[Data records for software interfaces]
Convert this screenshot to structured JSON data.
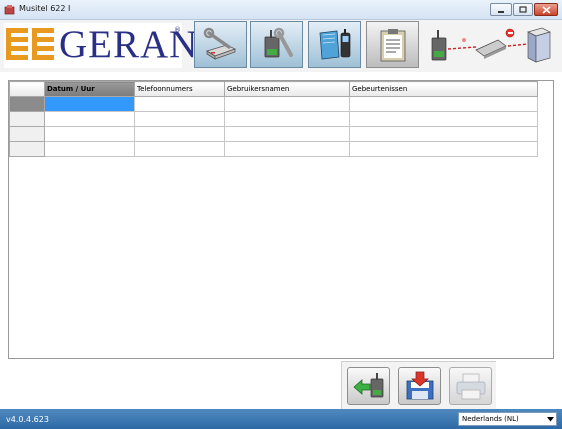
{
  "window": {
    "title": "Musitel 622 I",
    "icon": "app-icon"
  },
  "window_controls": {
    "minimize": "minimize-icon",
    "maximize": "maximize-icon",
    "close": "close-icon"
  },
  "header": {
    "logo_text": "GERAN",
    "logo_reg": "®",
    "toolbar": [
      {
        "name": "settings-button",
        "icon": "wrench-modem-icon"
      },
      {
        "name": "device-config-button",
        "icon": "device-wrench-icon"
      },
      {
        "name": "phonebook-button",
        "icon": "book-phone-icon"
      },
      {
        "name": "log-button",
        "icon": "clipboard-icon"
      }
    ],
    "connection_icon": "connection-status-icon"
  },
  "table": {
    "columns": [
      "Datum / Uur",
      "Telefoonnumers",
      "Gebruikersnamen",
      "Gebeurtenissen"
    ],
    "rows": [
      [
        "",
        "",
        "",
        ""
      ],
      [
        "",
        "",
        "",
        ""
      ],
      [
        "",
        "",
        "",
        ""
      ],
      [
        "",
        "",
        "",
        ""
      ]
    ]
  },
  "bottom_toolbar": {
    "read_button": "download-from-device-icon",
    "save_button": "save-icon",
    "print_button": "printer-icon"
  },
  "status": {
    "version": "v4.0.4.623",
    "language": "Nederlands (NL)"
  },
  "colors": {
    "accent": "#3399ff",
    "status_bar": "#2d6aa5",
    "logo": "#2a2f86"
  }
}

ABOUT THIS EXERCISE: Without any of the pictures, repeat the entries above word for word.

EXPECTED ANSWER:
Convert this screenshot to structured JSON data.
{
  "window": {
    "title": "Musitel 622 I",
    "icon": "app-icon"
  },
  "window_controls": {
    "minimize": "minimize-icon",
    "maximize": "maximize-icon",
    "close": "close-icon"
  },
  "header": {
    "logo_text": "GERAN",
    "logo_reg": "®",
    "toolbar": [
      {
        "name": "settings-button",
        "icon": "wrench-modem-icon"
      },
      {
        "name": "device-config-button",
        "icon": "device-wrench-icon"
      },
      {
        "name": "phonebook-button",
        "icon": "book-phone-icon"
      },
      {
        "name": "log-button",
        "icon": "clipboard-icon"
      }
    ],
    "connection_icon": "connection-status-icon"
  },
  "table": {
    "columns": [
      "Datum / Uur",
      "Telefoonnumers",
      "Gebruikersnamen",
      "Gebeurtenissen"
    ],
    "rows": [
      [
        "",
        "",
        "",
        ""
      ],
      [
        "",
        "",
        "",
        ""
      ],
      [
        "",
        "",
        "",
        ""
      ],
      [
        "",
        "",
        "",
        ""
      ]
    ]
  },
  "bottom_toolbar": {
    "read_button": "download-from-device-icon",
    "save_button": "save-icon",
    "print_button": "printer-icon"
  },
  "status": {
    "version": "v4.0.4.623",
    "language": "Nederlands (NL)"
  },
  "colors": {
    "accent": "#3399ff",
    "status_bar": "#2d6aa5",
    "logo": "#2a2f86"
  }
}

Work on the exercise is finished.